(Beginning of The data)

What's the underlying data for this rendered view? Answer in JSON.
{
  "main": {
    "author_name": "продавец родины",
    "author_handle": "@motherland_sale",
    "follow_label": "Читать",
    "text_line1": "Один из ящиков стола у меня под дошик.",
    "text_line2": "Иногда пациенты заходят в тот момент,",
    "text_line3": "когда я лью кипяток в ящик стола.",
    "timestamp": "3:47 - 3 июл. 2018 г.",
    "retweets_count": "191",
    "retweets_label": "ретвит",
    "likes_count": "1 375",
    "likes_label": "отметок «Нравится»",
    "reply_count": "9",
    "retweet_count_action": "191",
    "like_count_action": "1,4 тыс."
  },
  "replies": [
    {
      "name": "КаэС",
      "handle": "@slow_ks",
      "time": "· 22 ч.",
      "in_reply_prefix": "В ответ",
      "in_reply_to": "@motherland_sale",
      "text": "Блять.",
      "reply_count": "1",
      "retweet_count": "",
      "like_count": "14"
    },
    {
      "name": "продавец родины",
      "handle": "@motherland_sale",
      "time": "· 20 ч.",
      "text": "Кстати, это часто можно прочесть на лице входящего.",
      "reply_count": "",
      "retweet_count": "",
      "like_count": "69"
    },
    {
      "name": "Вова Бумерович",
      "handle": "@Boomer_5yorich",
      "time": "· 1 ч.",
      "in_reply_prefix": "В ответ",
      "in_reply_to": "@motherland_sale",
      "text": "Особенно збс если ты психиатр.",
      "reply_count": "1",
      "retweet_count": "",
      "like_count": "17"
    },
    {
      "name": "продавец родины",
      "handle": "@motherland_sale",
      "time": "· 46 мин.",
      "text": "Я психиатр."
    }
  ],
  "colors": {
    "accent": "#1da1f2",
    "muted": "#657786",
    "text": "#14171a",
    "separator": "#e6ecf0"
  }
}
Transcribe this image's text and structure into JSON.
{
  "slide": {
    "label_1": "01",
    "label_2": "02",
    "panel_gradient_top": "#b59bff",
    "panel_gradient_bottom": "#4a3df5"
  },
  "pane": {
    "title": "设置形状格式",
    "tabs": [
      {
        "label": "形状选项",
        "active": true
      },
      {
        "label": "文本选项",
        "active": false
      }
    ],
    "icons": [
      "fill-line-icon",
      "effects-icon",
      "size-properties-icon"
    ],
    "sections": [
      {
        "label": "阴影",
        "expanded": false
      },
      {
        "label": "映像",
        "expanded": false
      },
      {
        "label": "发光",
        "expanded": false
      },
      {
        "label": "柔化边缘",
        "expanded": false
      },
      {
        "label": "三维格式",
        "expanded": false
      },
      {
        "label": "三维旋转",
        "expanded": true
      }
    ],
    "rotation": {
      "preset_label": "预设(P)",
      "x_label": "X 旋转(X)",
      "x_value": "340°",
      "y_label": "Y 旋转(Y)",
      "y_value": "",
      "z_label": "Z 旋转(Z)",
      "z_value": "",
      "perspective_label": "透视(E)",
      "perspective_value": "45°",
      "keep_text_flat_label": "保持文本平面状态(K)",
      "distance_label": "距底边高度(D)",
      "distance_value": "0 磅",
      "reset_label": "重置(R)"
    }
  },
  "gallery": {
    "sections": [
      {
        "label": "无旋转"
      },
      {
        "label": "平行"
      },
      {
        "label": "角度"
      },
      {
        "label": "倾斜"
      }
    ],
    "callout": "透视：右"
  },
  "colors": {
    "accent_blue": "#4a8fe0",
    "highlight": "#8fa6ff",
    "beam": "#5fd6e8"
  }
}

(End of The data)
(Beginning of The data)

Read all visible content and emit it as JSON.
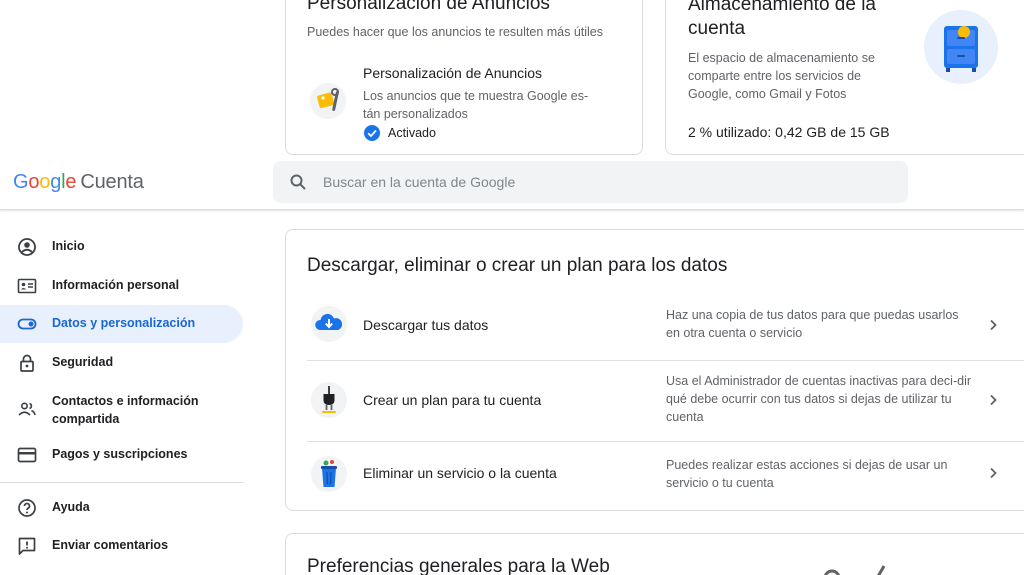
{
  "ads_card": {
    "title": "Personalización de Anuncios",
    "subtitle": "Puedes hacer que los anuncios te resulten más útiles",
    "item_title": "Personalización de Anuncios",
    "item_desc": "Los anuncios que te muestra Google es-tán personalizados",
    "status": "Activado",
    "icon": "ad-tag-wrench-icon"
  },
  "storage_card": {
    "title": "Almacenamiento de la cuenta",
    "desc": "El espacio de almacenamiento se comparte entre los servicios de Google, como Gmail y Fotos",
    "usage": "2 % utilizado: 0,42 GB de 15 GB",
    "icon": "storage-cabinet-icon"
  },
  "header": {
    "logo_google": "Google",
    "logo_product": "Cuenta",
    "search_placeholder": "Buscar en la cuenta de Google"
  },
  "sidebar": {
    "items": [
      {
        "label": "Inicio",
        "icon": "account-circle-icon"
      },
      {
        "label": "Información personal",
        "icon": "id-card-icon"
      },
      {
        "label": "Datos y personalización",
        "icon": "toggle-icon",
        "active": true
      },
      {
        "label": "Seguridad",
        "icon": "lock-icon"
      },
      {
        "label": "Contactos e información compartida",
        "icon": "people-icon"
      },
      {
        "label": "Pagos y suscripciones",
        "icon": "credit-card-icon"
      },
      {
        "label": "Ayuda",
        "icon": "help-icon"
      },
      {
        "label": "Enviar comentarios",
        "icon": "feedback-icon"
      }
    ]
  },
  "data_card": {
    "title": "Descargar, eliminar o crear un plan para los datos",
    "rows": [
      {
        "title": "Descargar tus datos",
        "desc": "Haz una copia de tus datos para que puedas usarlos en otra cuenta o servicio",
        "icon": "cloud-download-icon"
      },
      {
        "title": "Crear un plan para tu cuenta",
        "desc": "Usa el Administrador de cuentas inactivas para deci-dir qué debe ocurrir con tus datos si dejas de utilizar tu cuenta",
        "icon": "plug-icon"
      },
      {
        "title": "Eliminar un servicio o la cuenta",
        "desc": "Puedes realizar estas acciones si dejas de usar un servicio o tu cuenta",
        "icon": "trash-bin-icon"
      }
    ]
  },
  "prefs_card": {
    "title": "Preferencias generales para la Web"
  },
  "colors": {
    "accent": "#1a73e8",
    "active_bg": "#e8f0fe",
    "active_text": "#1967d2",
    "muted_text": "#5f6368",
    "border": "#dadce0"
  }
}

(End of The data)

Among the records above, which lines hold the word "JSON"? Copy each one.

What's the underlying data for this rendered view? Answer in JSON.
Transcribe this image's text and structure into JSON.
Read all visible content and emit it as JSON.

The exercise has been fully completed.